Dr. Mulready: "A really old book and I'm not even sure it's in print, Low Blood Sugar and You by Carlton Fredericks he was an nutritionist back in the 70's that got hooted at a lot. In reality, every other insulin regulating diet I've seen is very similar to his diet with the exception of information on fats has been updated - you can't eat the bacon that he talks about. But his diet essentially is a hypoglycemic diet to regulate sugar which is really in effect a regulating influence. Barry Sears diet is an insulin regulating diet."

Dr. Metzger: "And what book is that?

Dr. Mulready: "His book is The Zone Diet. Some people have complaints about it - modify what he says to fit your life style."

Dr. Metzger: "What about Sugar Busters?"

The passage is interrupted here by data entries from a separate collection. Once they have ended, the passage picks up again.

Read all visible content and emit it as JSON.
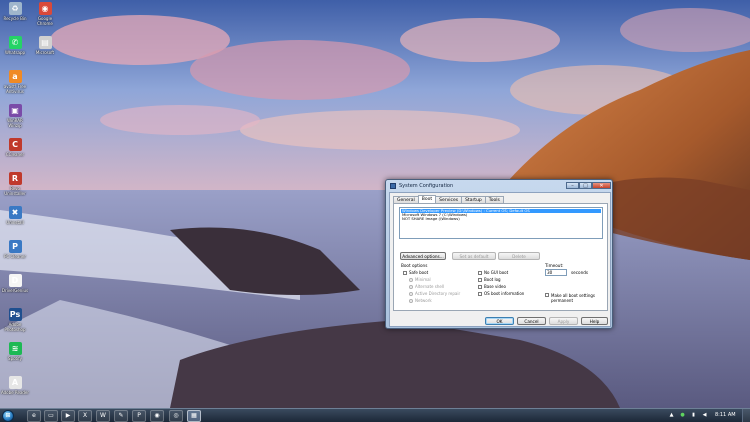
{
  "desktop": {
    "icons": [
      {
        "label": "Recycle Bin",
        "icon": "recycle-bin-icon",
        "glyph": "♻",
        "color": "#9fb6cc"
      },
      {
        "label": "Google Chrome",
        "icon": "chrome-icon",
        "glyph": "◉",
        "color": "#d9493a"
      },
      {
        "label": "Whatsapp",
        "icon": "whatsapp-icon",
        "glyph": "✆",
        "color": "#25d366"
      },
      {
        "label": "Microsoft",
        "icon": "document-icon",
        "glyph": "▤",
        "color": "#d0d0d0"
      },
      {
        "label": "avast! Free Antivirus",
        "icon": "avast-icon",
        "glyph": "a",
        "color": "#f08a24"
      },
      {
        "label": "WinRAR Winzip",
        "icon": "archive-icon",
        "glyph": "▣",
        "color": "#7a4ba8"
      },
      {
        "label": "CCleaner",
        "icon": "ccleaner-icon",
        "glyph": "C",
        "color": "#c0392b"
      },
      {
        "label": "Revo Uninstaller",
        "icon": "uninstaller-icon",
        "glyph": "R",
        "color": "#c0392b"
      },
      {
        "label": "Uninstall",
        "icon": "uninstall-icon",
        "glyph": "✖",
        "color": "#3a79c4"
      },
      {
        "label": "PC Cleaner",
        "icon": "cleaner-icon",
        "glyph": "P",
        "color": "#3a79c4"
      },
      {
        "label": "DriverGenius",
        "icon": "driver-icon",
        "glyph": "D",
        "color": "#f5f5f5"
      },
      {
        "label": "Adobe Photoshop",
        "icon": "photoshop-icon",
        "glyph": "Ps",
        "color": "#1f4f8f"
      },
      {
        "label": "Spotify",
        "icon": "spotify-icon",
        "glyph": "≋",
        "color": "#1db954"
      },
      {
        "label": "Adobe Reader",
        "icon": "pdf-icon",
        "glyph": "A",
        "color": "#e6e6e6"
      }
    ]
  },
  "dialog": {
    "title": "System Configuration",
    "caption": {
      "minimize": "–",
      "maximize": "□",
      "close": "✕"
    },
    "tabs": [
      "General",
      "Boot",
      "Services",
      "Startup",
      "Tools"
    ],
    "active_tab": "Boot",
    "os_list": [
      "Windows Developer Preview (D:\\Windows) : Current OS; Default OS",
      "Microsoft Windows 7 (C:\\Windows)",
      "NOT SHARE Image (\\Windows)"
    ],
    "buttons": {
      "advanced": "Advanced options...",
      "set_default": "Set as default",
      "delete": "Delete"
    },
    "boot_options": {
      "label": "Boot options",
      "safe_boot": "Safe boot",
      "minimal": "Minimal",
      "alternate_shell": "Alternate shell",
      "active_directory": "Active Directory repair",
      "network": "Network",
      "no_gui": "No GUI boot",
      "boot_log": "Boot log",
      "base_video": "Base video",
      "os_boot_info": "OS boot information"
    },
    "timeout": {
      "label": "Timeout:",
      "value": "30",
      "unit": "seconds",
      "permanent": "Make all boot settings permanent"
    },
    "footer": {
      "ok": "OK",
      "cancel": "Cancel",
      "apply": "Apply",
      "help": "Help"
    }
  },
  "taskbar": {
    "start": "⊞",
    "apps": [
      {
        "icon": "ie-icon",
        "glyph": "e"
      },
      {
        "icon": "explorer-icon",
        "glyph": "▭"
      },
      {
        "icon": "media-player-icon",
        "glyph": "▶"
      },
      {
        "icon": "excel-icon",
        "glyph": "X"
      },
      {
        "icon": "word-icon",
        "glyph": "W"
      },
      {
        "icon": "paint-icon",
        "glyph": "✎"
      },
      {
        "icon": "photoshop-icon",
        "glyph": "P"
      },
      {
        "icon": "chrome-icon",
        "glyph": "◉"
      },
      {
        "icon": "firefox-icon",
        "glyph": "◎"
      },
      {
        "icon": "system-config-icon",
        "glyph": "▦"
      }
    ],
    "clock": "8:11 AM"
  }
}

Dr. Mulready: "Sugar Busters has some good information in it also. So there's books out there, the hard part is to know if that book applies to you, and the hard part is if you take it to a physician who doesn't have any interest in this kind of medicine, you might be "poo-poo'd" out of the office. So the American Academy of Environmental Physicians is a group that has doctors oriented this way. It sounds like a lot of the doctors in the Pelvic Pain Society are oriented this way and you ask around. You start asking around to who is open to this kind of medicine and then you're more likely to be taken seriously when you walk in and say, "I think I have hypoglycemia, I think I have pelvic pain." Because it's very hard on patients to walk in, and come in as an educated lay-person and be told that you really don't know anything, get hold of a psychiatrist or just go home and have a life - very hard, particularly on women."

Dr. Metzger: "You've given us some really important information here that will be of use to not only those who are interested in chronic pelvic pain, but those that are interested in general health."

Dr. Mulready: "Good."

Dr. Metzger: "Pleasure talking to you."